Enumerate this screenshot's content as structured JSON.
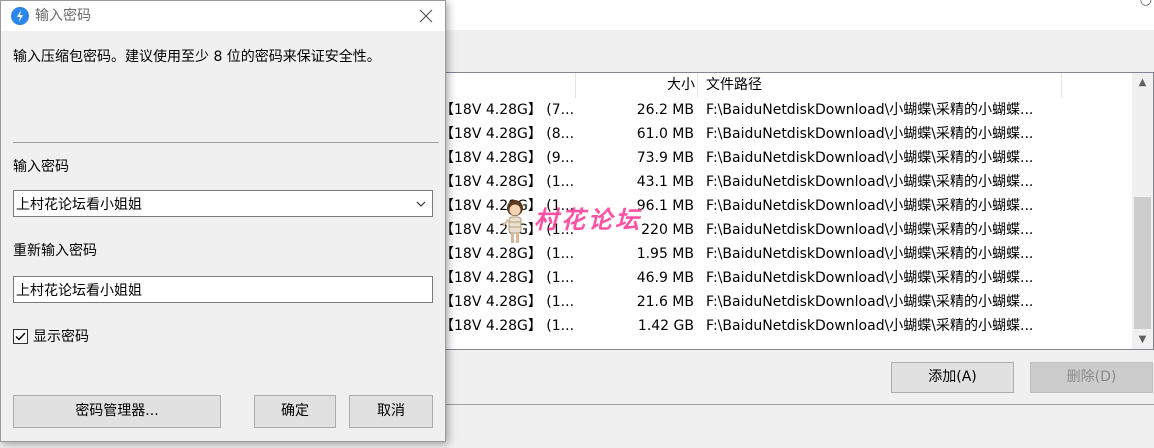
{
  "background_window": {
    "columns": {
      "size": "大小",
      "path": "文件路径"
    },
    "rows": [
      {
        "name": "【18V 4.28G】 (7...",
        "size": "26.2 MB",
        "path": "F:\\BaiduNetdiskDownload\\小蝴蝶\\采精的小蝴蝶..."
      },
      {
        "name": "【18V 4.28G】 (8...",
        "size": "61.0 MB",
        "path": "F:\\BaiduNetdiskDownload\\小蝴蝶\\采精的小蝴蝶..."
      },
      {
        "name": "【18V 4.28G】 (9...",
        "size": "73.9 MB",
        "path": "F:\\BaiduNetdiskDownload\\小蝴蝶\\采精的小蝴蝶..."
      },
      {
        "name": "【18V 4.28G】 (1...",
        "size": "43.1 MB",
        "path": "F:\\BaiduNetdiskDownload\\小蝴蝶\\采精的小蝴蝶..."
      },
      {
        "name": "【18V 4.28G】 (1...",
        "size": "96.1 MB",
        "path": "F:\\BaiduNetdiskDownload\\小蝴蝶\\采精的小蝴蝶..."
      },
      {
        "name": "【18V 4.28G】 (1...",
        "size": "220 MB",
        "path": "F:\\BaiduNetdiskDownload\\小蝴蝶\\采精的小蝴蝶..."
      },
      {
        "name": "【18V 4.28G】 (1...",
        "size": "1.95 MB",
        "path": "F:\\BaiduNetdiskDownload\\小蝴蝶\\采精的小蝴蝶..."
      },
      {
        "name": "【18V 4.28G】 (1...",
        "size": "46.9 MB",
        "path": "F:\\BaiduNetdiskDownload\\小蝴蝶\\采精的小蝴蝶..."
      },
      {
        "name": "【18V 4.28G】 (1...",
        "size": "21.6 MB",
        "path": "F:\\BaiduNetdiskDownload\\小蝴蝶\\采精的小蝴蝶..."
      },
      {
        "name": "【18V 4.28G】 (1...",
        "size": "1.42 GB",
        "path": "F:\\BaiduNetdiskDownload\\小蝴蝶\\采精的小蝴蝶..."
      }
    ],
    "add_button": "添加(A)",
    "remove_button": "删除(D)",
    "watermark_text": "村花论坛"
  },
  "dialog": {
    "title": "输入密码",
    "app_icon": "thunder-icon",
    "close_icon": "close-icon",
    "description": "输入压缩包密码。建议使用至少 8 位的密码来保证安全性。",
    "password_label": "输入密码",
    "password_value": "上村花论坛看小姐姐",
    "repeat_label": "重新输入密码",
    "repeat_value": "上村花论坛看小姐姐",
    "show_password_label": "显示密码",
    "show_password_checked": true,
    "buttons": {
      "manager": "密码管理器...",
      "ok": "确定",
      "cancel": "取消"
    }
  }
}
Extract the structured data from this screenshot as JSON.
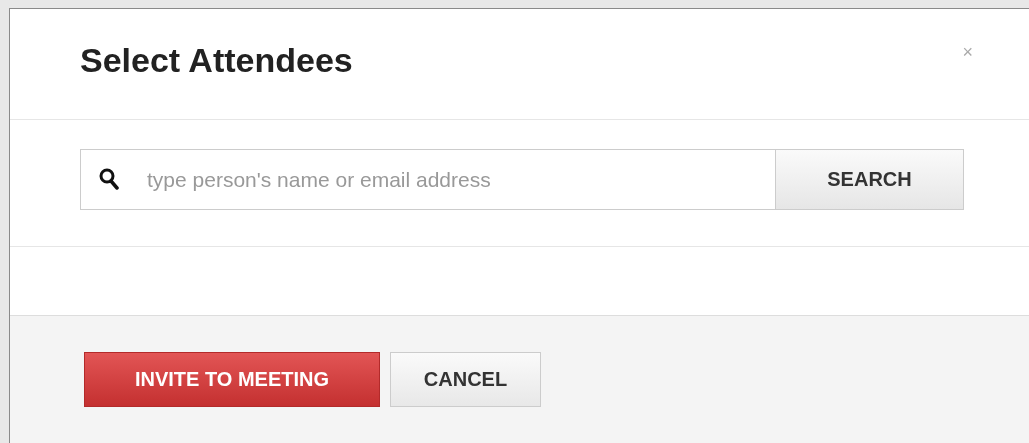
{
  "dialog": {
    "title": "Select Attendees",
    "close": "×"
  },
  "search": {
    "placeholder": "type person's name or email address",
    "button": "SEARCH"
  },
  "buttons": [
    {
      "label": "INVITE TO MEETING",
      "kind": "primary"
    },
    {
      "label": "CANCEL",
      "kind": "secondary"
    }
  ]
}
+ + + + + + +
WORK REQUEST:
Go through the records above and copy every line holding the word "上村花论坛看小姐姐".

EXERCISE SOLUTION:
    "password_value": "上村花论坛看小姐姐",
    "repeat_value": "上村花论坛看小姐姐",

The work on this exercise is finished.